Dataset extract:
↓

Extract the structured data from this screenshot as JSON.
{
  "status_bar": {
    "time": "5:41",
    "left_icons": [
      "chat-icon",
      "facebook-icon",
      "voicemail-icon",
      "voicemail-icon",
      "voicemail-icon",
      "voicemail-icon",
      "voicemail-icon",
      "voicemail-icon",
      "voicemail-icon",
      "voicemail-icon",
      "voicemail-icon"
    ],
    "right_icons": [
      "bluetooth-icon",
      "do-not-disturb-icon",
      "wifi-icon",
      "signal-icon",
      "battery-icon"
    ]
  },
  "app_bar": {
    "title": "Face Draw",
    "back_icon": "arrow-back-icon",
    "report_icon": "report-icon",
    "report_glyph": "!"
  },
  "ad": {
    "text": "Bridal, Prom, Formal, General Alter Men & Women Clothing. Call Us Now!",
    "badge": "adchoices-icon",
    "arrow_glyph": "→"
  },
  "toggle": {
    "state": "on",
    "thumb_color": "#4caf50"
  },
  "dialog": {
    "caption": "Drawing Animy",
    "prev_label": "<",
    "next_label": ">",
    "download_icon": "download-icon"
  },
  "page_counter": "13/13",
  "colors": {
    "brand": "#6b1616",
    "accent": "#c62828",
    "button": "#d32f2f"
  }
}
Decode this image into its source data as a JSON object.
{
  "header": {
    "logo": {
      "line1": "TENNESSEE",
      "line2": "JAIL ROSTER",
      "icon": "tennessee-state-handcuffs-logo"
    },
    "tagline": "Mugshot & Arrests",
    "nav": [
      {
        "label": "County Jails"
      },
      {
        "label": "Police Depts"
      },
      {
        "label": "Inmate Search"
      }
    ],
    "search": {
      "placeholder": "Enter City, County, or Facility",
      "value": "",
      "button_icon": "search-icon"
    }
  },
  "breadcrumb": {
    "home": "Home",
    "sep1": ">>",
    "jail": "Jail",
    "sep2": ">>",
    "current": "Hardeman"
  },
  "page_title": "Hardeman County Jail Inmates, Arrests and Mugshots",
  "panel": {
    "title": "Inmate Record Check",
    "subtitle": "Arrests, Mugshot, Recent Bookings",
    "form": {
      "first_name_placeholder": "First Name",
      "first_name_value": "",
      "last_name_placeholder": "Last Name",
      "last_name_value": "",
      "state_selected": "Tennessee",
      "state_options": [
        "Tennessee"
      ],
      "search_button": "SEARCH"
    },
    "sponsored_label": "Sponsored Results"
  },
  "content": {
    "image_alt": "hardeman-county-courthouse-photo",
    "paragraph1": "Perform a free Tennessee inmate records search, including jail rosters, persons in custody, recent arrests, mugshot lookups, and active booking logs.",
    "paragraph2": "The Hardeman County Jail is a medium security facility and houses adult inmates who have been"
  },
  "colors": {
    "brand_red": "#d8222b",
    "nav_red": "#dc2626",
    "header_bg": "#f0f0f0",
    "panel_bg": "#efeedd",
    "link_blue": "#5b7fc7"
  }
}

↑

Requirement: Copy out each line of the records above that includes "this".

Response:
Extract the structured data from this screenshot as JSON.
Decode this image into its source data as a JSON object.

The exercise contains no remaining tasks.